The company is the third in the American fast-food sector to make the commitment for sow welfare - after McDonald’s in February and Wendy’s in March - and the first to phase out battery cages.
“With the big three fast-food companies shunning gestation crates, the message is unmistakable to the pig industry: stop circling the wagons to defend an unacceptable production system, and chart a future course without these crates,” said HSUS.
Burger King chief brand and operations officer added: “For more than a decade, Burger King has demonstrated a commitment to animal welfare and, through our BK Positive Steps corporate responsibility program, we continue to leverage our purchasing power to ensure the appropriate and proper treatment of animals by our vendors and suppliers.

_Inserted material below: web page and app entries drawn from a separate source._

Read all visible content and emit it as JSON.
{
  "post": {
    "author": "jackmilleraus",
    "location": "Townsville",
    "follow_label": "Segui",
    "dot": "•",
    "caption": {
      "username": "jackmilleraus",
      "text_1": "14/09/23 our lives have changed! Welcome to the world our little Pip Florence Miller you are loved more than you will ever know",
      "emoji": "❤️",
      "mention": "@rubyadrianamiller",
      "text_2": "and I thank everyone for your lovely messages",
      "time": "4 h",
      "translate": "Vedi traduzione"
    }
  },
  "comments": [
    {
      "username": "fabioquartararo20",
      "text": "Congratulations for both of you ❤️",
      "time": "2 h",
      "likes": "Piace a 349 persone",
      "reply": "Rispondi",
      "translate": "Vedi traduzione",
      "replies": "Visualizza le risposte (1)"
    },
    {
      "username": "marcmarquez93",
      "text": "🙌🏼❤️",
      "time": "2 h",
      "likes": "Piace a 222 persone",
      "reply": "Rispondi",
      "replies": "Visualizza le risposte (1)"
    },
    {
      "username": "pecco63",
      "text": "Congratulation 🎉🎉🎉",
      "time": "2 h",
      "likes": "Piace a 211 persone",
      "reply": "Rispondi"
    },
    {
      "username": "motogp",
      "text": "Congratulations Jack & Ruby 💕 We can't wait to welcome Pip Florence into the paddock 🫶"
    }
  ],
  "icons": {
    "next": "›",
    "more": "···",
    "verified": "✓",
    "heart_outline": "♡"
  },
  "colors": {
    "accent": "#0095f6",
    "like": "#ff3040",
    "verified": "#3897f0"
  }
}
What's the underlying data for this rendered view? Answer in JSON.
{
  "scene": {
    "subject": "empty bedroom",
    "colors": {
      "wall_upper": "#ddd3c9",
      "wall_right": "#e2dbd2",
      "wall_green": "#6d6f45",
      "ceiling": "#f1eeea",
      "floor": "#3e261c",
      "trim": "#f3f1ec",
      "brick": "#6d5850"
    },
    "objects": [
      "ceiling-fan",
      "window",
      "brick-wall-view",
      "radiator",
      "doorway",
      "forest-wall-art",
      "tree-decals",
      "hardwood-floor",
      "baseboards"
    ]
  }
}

We are proud to announce these new, industry-leading commitments that support meaningful standards of humane treatment in our US supply chain.”
Since the beginning of 2012, major US food companies, including Hormel and Smithfield, have announced their intention to make the transition towards group pens for sows, a voluntary move modelled on the sow stall ban due to be implemented in the EU in January 2013.
The Australian pork industry is also heading in that direction, aiming to phase out gestation crates by 2015.
In 2011, Burger King received the HSUS’ 'Corporate Progress Award' for its animal welfare practices, and works with the organisation, as well as other industry associations, suppliers and government representatives to make informed decisions about its standards.
Wayne Pacelle, president and CEO of HSUS, said: “Burger King has demonstrated when it comes to America’s largest fast food chains, it continues to set the standard. These changes (...) will improve life for countless farm animals and encourage other companies to abide by animal welfare principles up and down their supply chain.”